The first year, I ran the company from my
garage, and the plan was to just make bodies
and necks. I wasn’t planning on being a guitar
manufacturer. What fed our family that first year
was that Schecter Japan needed American-made pickups. The American Schecter factory
closed a few months after I left, and nobody
knew how to make pickups. Schecter Japan
contacted me and we sat down at Carl’s Jr. and
made a deal for me to make them 300 Strat
pickups. I set up a little pickup-making shop in
the kitchen of our house. After I got through
making necks and bodies in our garage during
the day, we sat up making pickups every night.
That first year we lived on those pickups—we

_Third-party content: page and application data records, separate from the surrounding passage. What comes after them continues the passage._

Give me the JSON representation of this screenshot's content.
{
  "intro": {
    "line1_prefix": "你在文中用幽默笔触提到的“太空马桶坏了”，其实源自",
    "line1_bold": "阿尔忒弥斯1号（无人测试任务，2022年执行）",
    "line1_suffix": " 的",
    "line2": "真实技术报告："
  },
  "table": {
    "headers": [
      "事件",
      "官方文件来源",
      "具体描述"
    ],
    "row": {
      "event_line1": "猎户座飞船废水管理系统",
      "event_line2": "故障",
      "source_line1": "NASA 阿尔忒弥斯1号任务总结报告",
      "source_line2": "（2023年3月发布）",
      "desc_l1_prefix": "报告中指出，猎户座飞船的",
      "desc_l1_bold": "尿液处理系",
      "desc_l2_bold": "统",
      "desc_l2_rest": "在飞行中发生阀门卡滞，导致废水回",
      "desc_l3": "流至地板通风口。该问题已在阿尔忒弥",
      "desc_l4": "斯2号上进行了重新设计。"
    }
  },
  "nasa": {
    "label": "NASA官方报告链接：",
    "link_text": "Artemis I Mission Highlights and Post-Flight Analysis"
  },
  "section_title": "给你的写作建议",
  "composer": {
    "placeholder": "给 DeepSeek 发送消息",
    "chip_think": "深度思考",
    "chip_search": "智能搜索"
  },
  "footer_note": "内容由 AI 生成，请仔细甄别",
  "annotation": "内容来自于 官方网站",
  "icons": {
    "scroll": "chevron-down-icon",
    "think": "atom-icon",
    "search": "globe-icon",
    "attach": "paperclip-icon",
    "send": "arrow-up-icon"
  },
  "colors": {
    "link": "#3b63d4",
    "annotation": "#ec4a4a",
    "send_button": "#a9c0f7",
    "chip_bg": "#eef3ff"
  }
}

still make them to this day.
things we buy are metal parts like tuners and
bridges—but we’ve been able to have bridges
made the way we want them.
How has the custom market changed
since you started?
Back in the middle ’80s, the custom market
was small. The big guys owned the guitar
business. There was Schecter, and Hamer
was still smallish. Nowadays there are tons
of small builders, whether it’s a one-man
shop or a three-man shop. In part, that’s
because information is so much more acces-
sible, a guy can go on the Gear Page and
show his stuff, whereas in the old days it
was all expensive print ads, so it was tough
for someone starting out to get nationwide
exposure. Trends have changed, too. When
we started in the ’80s, almost every guitar
we made had a Floyd Rose tremolo on it.
What was the inspiration for your new
24 ¾"-scale Short T model?
What prompted you to start
It soon became clear that if I was going to do
this on a serious level, I needed more space.
After a year, I moved into a 1500-square-foot
industrial space just across the parking lot
from where we are now.
I was selling bodies and necks to John Suhr
at Rudy’s Music Stop, Roger Sadowsky, and
Jim Tyler—a bunch of guys that didn’t have
the facilities to do it themselves. We were
doing a lot of OEM small manufacturer stuff
and selling to stores because people were
building parts guitars.
I had a local dealer in Hollywood who said,
“You know, if you assembled some guitars
out of these parts, I could sell them.” So
we did a few pieces here and there. At that
point, there were just four of us here at the
shop. I realized that it was more rewarding
to make a complete guitar. A lot of times
you make a body or neck and send them to
a store where the guy who strings up the
guitars puts it together. He doesn’t do good
fretwork, so the parts you worked so hard on
turn into a mediocre guitar. That was frustrating, so we started putting them together
and doing all the detail work ourselves. It
was a lot more fun, and we felt really good
about the end product. In 1990, we stopped
selling parts to people and just focused on
making complete guitars.
At that point, we weren’t painting our guitars—Pat Wilkinson was doing it. About 1992,
we started the painting process ourselves, and
by ’ 93 we were fully internalized. We start with
lumber, do all the woodworking and finishing,
and make the pickguards and pickups. The only
New for 2010!
fishman.com Programmable Aura Imaging Pedal Restore a studio-miked sound to your acoustic instrument. Now includes the Aura Image Gallery software featuring over 800 Images available for download. Image is everything. Image is everything. ® Aura Image Gallery III now available for Mac and Windows®
PREMIER GUITAR JULY 2010 137